As part of DC Library's early literacy initiative STAR (Sing, Talk, And Read), a six-week Preschool Breakfast program is coming to our neighborhood this week! Space is still available for those who want to register.

The Preschool Breakfast program is a six-week long workshop designed for parents and caregivers with children ages 3-5. The workshops will talk about important early literacy skills that will help children be ready to read (or already reading!) by the time they are of school age. The program will be Saturday mornings,  and we will discuss a specific early literacy skill each week. This program involves a lot of valuable information, guidance on storytelling, the sharing of songs and rhymes, and great weekly book and toy giveaways, plus food, of course!

"On Beauty" by Zadie Smith

Published on Wednesday, June 9, 2010
Cover image for Zadie SmithThis hilariously biting, thoughtful and touching novel is a 21st century study of class difference, race, politics, and gender as told through the stories of two very different families, the Belseys and the Kipps. Through her characters and their diverse experiences, Ms. Smith spares no one and paints a vivid picture through all manner of language and expression: gangsta street talk, American and British academic posturing, down-home black Floridian straight talk, and the profane talk of both white and black kids.

Graphic Novels

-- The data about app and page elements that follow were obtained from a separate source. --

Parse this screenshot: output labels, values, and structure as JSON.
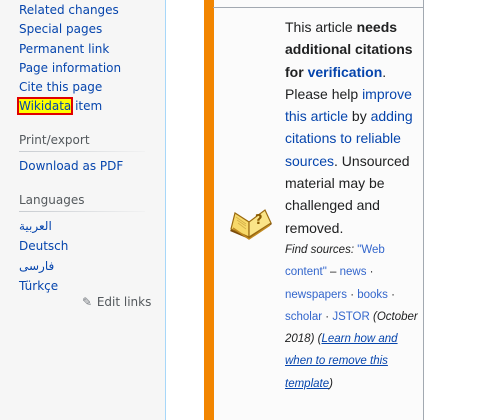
{
  "sidebar": {
    "tools": [
      {
        "label": "Related changes"
      },
      {
        "label": "Special pages"
      },
      {
        "label": "Permanent link"
      },
      {
        "label": "Page information"
      },
      {
        "label": "Cite this page"
      }
    ],
    "wikidata": {
      "highlight": "Wikidata",
      "rest": " item"
    },
    "print_export": {
      "heading": "Print/export",
      "items": [
        {
          "label": "Download as PDF"
        }
      ]
    },
    "languages": {
      "heading": "Languages",
      "items": [
        {
          "label": "العربية"
        },
        {
          "label": "Deutsch"
        },
        {
          "label": "فارسی"
        },
        {
          "label": "Türkçe"
        }
      ],
      "edit_links": "Edit links"
    }
  },
  "ambox": {
    "icon": "question-book-icon",
    "text_1": "This article ",
    "bold_1": "needs additional citations for",
    "link_verification": "verification",
    "text_2": ". Please help ",
    "link_improve": "improve this article",
    "text_3": " by ",
    "link_adding": "adding citations to reliable sources",
    "text_4": ". Unsourced material may be challenged and removed.",
    "find_sources_label": "Find sources:",
    "source_web": "\"Web content\"",
    "dash": " – ",
    "source_news": "news",
    "sep": " · ",
    "source_newspapers": "newspapers",
    "source_books": "books",
    "source_scholar": "scholar",
    "source_jstor": "JSTOR",
    "date_text": "(October 2018)",
    "learn_link": "Learn how and when to remove this template"
  },
  "colors": {
    "link": "#0645ad",
    "accent_orange": "#f28500",
    "highlight_yellow": "#ffff00",
    "highlight_border": "#e00000"
  }
}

Published on Thursday, June 3, 2010

Twisted Journeys #13: School of Evil
Text by Marie P. Croall, drawings by Sandy Carruthers

A comic book/graphic novel in the choose-your-own-adventure tradition. You're a new student at the creepy Darkham Academy, and it's your first day. You're here to study history, and your first new friend, a cheerful girl named Jess, is in science, on a scholarship.

Your first class is with Professor Aslem, a history teacher, a scary-looking older woman, but before she can start, a message comes from the headmaster: he needs a couple of students to help him. Jess volunteers, and urges you to do the same.

Make a Splash, Read!

Published on Thursday, May 27, 2010

Our summer reading theme this year is "Make a Splash, Read!" and the program officially begins June 1st! 
Children ages 0-13 are encouraged to come to the library and sign up for the program.
This summer we will be tracking time spent reading, rather than number of books, and each child is encouraged to help set her/his own goal for each prize! We have awesome reading logs with stickers, cool water-themed programs, and a list of fun books to help you make a splash!

We also have two special programs for Summer Reading in June, both at Ward 1 Parent Resource Center (inside Harriet Tubman Elementary School), 3101 13th St NW, enter through the parking lot at 13th and Kenyon.

"The Emperor: Downfall of An Autocrat" by Riszard Kapuscinski

Published on Friday, May 21, 2010

 Cover photograph of Haile Selassie for KapuscinskiHaile Selassie, called the King of Kings, Elect of God, Lion of Judah, His Most Puissant Majesty and Distinguished Highness the Emperor of Ethiopia, reigned from 1930 until 1974. In 1975, while the country was still wracked by unrest, Ryszard Kapuscinski, Poland’s foremost foreign correspondent, traveled throughout Ethiopia to interview members of the Emperor’s court and ministries. The result is a fascinating book filled with first-hand accounts and insights into a leader’s cult of personality, and his obsession with maintaining power while becoming ever more out of touch with his people, culminating in one of the most unusual revolutions in world history.